Page and application data records

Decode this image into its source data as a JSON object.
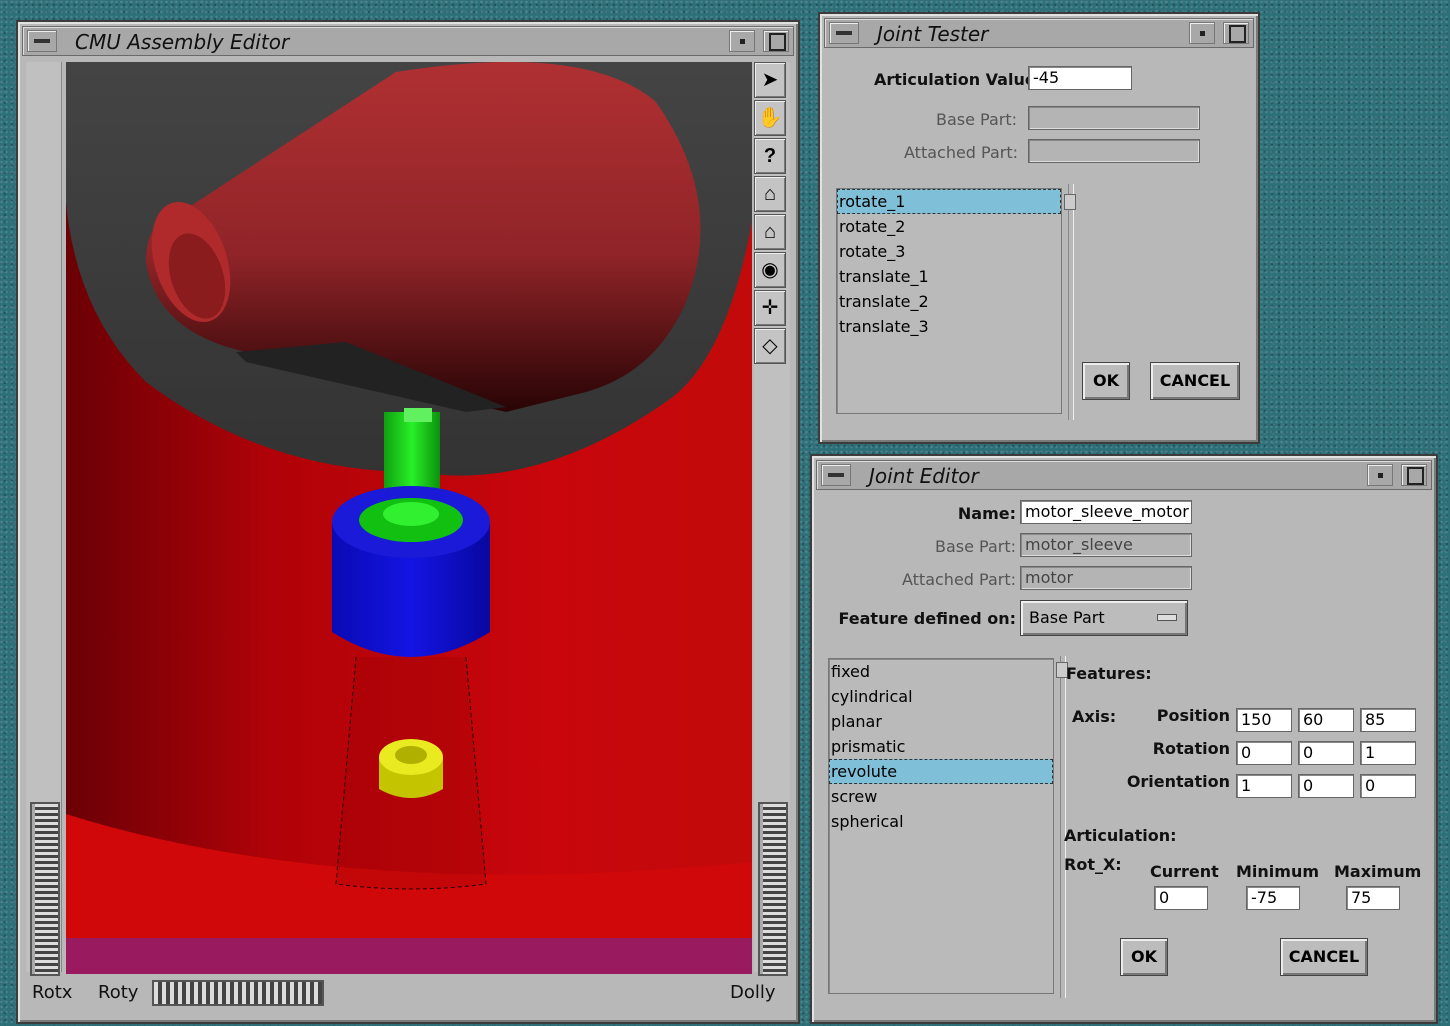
{
  "assembly_editor": {
    "title": "CMU Assembly Editor",
    "rotx_label": "Rotx",
    "roty_label": "Roty",
    "dolly_label": "Dolly",
    "tools": [
      {
        "icon": "pointer-arrow-icon",
        "glyph": "➤"
      },
      {
        "icon": "hand-icon",
        "glyph": "✋"
      },
      {
        "icon": "help-question-icon",
        "glyph": "?"
      },
      {
        "icon": "home-icon",
        "glyph": "⌂"
      },
      {
        "icon": "set-home-icon",
        "glyph": "⌂"
      },
      {
        "icon": "view-all-eye-icon",
        "glyph": "◉"
      },
      {
        "icon": "seek-crosshair-icon",
        "glyph": "✛"
      },
      {
        "icon": "projection-cube-icon",
        "glyph": "◇"
      }
    ]
  },
  "joint_tester": {
    "title": "Joint Tester",
    "articulation_label": "Articulation Value:",
    "articulation_value": "-45",
    "base_part_label": "Base Part:",
    "base_part_value": "",
    "attached_part_label": "Attached Part:",
    "attached_part_value": "",
    "items": [
      "rotate_1",
      "rotate_2",
      "rotate_3",
      "translate_1",
      "translate_2",
      "translate_3"
    ],
    "selected_index": 0,
    "ok_label": "OK",
    "cancel_label": "CANCEL"
  },
  "joint_editor": {
    "title": "Joint Editor",
    "name_label": "Name:",
    "name_value": "motor_sleeve_motor",
    "base_part_label": "Base Part:",
    "base_part_value": "motor_sleeve",
    "attached_part_label": "Attached Part:",
    "attached_part_value": "motor",
    "feature_label": "Feature defined on:",
    "feature_value": "Base Part",
    "joint_types": [
      "fixed",
      "cylindrical",
      "planar",
      "prismatic",
      "revolute",
      "screw",
      "spherical"
    ],
    "selected_index": 4,
    "features_label": "Features:",
    "axis_label": "Axis:",
    "position_label": "Position",
    "position": [
      "150",
      "60",
      "85"
    ],
    "rotation_label": "Rotation",
    "rotation": [
      "0",
      "0",
      "1"
    ],
    "orientation_label": "Orientation",
    "orientation": [
      "1",
      "0",
      "0"
    ],
    "articulation_label": "Articulation:",
    "rot_label": "Rot_X:",
    "current_label": "Current",
    "minimum_label": "Minimum",
    "maximum_label": "Maximum",
    "current_value": "0",
    "minimum_value": "-75",
    "maximum_value": "75",
    "ok_label": "OK",
    "cancel_label": "CANCEL"
  },
  "colors": {
    "desktop": "#2e7078",
    "window": "#b8b8b8",
    "selection": "#7fc0d8",
    "scene_red": "#c0080a",
    "scene_blue": "#1010d8",
    "scene_green": "#10d010",
    "scene_yellow": "#e0e000"
  }
}
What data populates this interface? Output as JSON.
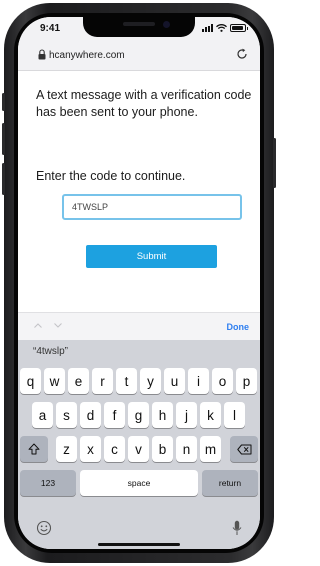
{
  "status_bar": {
    "time": "9:41"
  },
  "browser": {
    "url": "hcanywhere.com"
  },
  "page": {
    "message": "A text message with a verification code has been sent to your phone.",
    "prompt": "Enter the code to continue.",
    "code_value": "4TWSLP",
    "submit_label": "Submit"
  },
  "keyboard": {
    "done_label": "Done",
    "suggestion": "“4twslp”",
    "row1": [
      "q",
      "w",
      "e",
      "r",
      "t",
      "y",
      "u",
      "i",
      "o",
      "p"
    ],
    "row2": [
      "a",
      "s",
      "d",
      "f",
      "g",
      "h",
      "j",
      "k",
      "l"
    ],
    "row3": [
      "z",
      "x",
      "c",
      "v",
      "b",
      "n",
      "m"
    ],
    "numbers_label": "123",
    "space_label": "space",
    "return_label": "return"
  },
  "colors": {
    "accent": "#1da1e0",
    "input_border": "#77c3ea",
    "done": "#2f7ff0"
  }
}
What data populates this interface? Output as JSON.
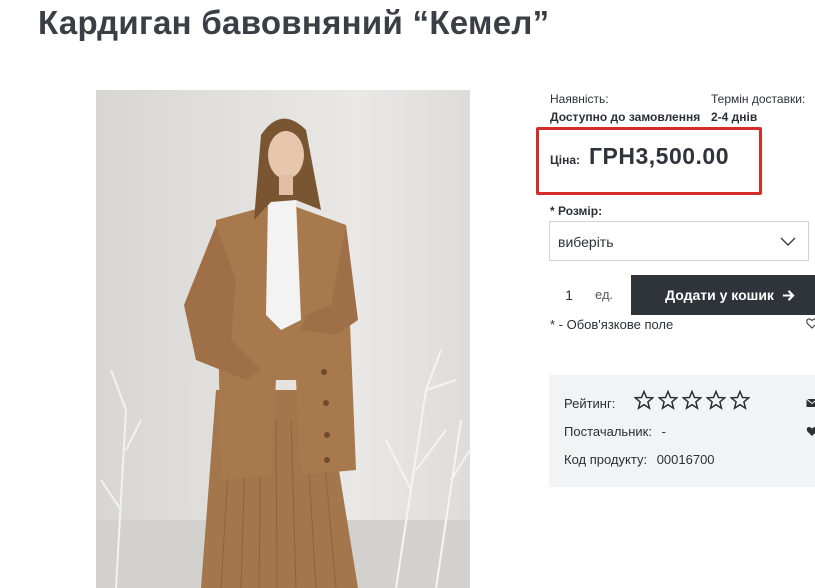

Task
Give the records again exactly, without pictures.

Result of the exercise
Decode this image into its source data as a JSON object.
{
  "assembly_editor": {
    "title": "CMU Assembly Editor",
    "rotx_label": "Rotx",
    "roty_label": "Roty",
    "dolly_label": "Dolly",
    "tools": [
      {
        "icon": "pointer-arrow-icon",
        "glyph": "➤"
      },
      {
        "icon": "hand-icon",
        "glyph": "✋"
      },
      {
        "icon": "help-question-icon",
        "glyph": "?"
      },
      {
        "icon": "home-icon",
        "glyph": "⌂"
      },
      {
        "icon": "set-home-icon",
        "glyph": "⌂"
      },
      {
        "icon": "view-all-eye-icon",
        "glyph": "◉"
      },
      {
        "icon": "seek-crosshair-icon",
        "glyph": "✛"
      },
      {
        "icon": "projection-cube-icon",
        "glyph": "◇"
      }
    ]
  },
  "joint_tester": {
    "title": "Joint Tester",
    "articulation_label": "Articulation Value:",
    "articulation_value": "-45",
    "base_part_label": "Base Part:",
    "base_part_value": "",
    "attached_part_label": "Attached Part:",
    "attached_part_value": "",
    "items": [
      "rotate_1",
      "rotate_2",
      "rotate_3",
      "translate_1",
      "translate_2",
      "translate_3"
    ],
    "selected_index": 0,
    "ok_label": "OK",
    "cancel_label": "CANCEL"
  },
  "joint_editor": {
    "title": "Joint Editor",
    "name_label": "Name:",
    "name_value": "motor_sleeve_motor",
    "base_part_label": "Base Part:",
    "base_part_value": "motor_sleeve",
    "attached_part_label": "Attached Part:",
    "attached_part_value": "motor",
    "feature_label": "Feature defined on:",
    "feature_value": "Base Part",
    "joint_types": [
      "fixed",
      "cylindrical",
      "planar",
      "prismatic",
      "revolute",
      "screw",
      "spherical"
    ],
    "selected_index": 4,
    "features_label": "Features:",
    "axis_label": "Axis:",
    "position_label": "Position",
    "position": [
      "150",
      "60",
      "85"
    ],
    "rotation_label": "Rotation",
    "rotation": [
      "0",
      "0",
      "1"
    ],
    "orientation_label": "Orientation",
    "orientation": [
      "1",
      "0",
      "0"
    ],
    "articulation_label": "Articulation:",
    "rot_label": "Rot_X:",
    "current_label": "Current",
    "minimum_label": "Minimum",
    "maximum_label": "Maximum",
    "current_value": "0",
    "minimum_value": "-75",
    "maximum_value": "75",
    "ok_label": "OK",
    "cancel_label": "CANCEL"
  },
  "colors": {
    "desktop": "#2e7078",
    "window": "#b8b8b8",
    "selection": "#7fc0d8",
    "scene_red": "#c0080a",
    "scene_blue": "#1010d8",
    "scene_green": "#10d010",
    "scene_yellow": "#e0e000"
  }
}
What data populates this interface? Output as JSON.
{
  "status_bar": {
    "time": "9:41"
  },
  "browser": {
    "url": "hcanywhere.com"
  },
  "page": {
    "message": "A text message with a verification code has been sent to your phone.",
    "prompt": "Enter the code to continue.",
    "code_value": "4TWSLP",
    "submit_label": "Submit"
  },
  "keyboard": {
    "done_label": "Done",
    "suggestion": "“4twslp”",
    "row1": [
      "q",
      "w",
      "e",
      "r",
      "t",
      "y",
      "u",
      "i",
      "o",
      "p"
    ],
    "row2": [
      "a",
      "s",
      "d",
      "f",
      "g",
      "h",
      "j",
      "k",
      "l"
    ],
    "row3": [
      "z",
      "x",
      "c",
      "v",
      "b",
      "n",
      "m"
    ],
    "numbers_label": "123",
    "space_label": "space",
    "return_label": "return"
  },
  "colors": {
    "accent": "#1da1e0",
    "input_border": "#77c3ea",
    "done": "#2f7ff0"
  }
}
What data populates this interface? Output as JSON.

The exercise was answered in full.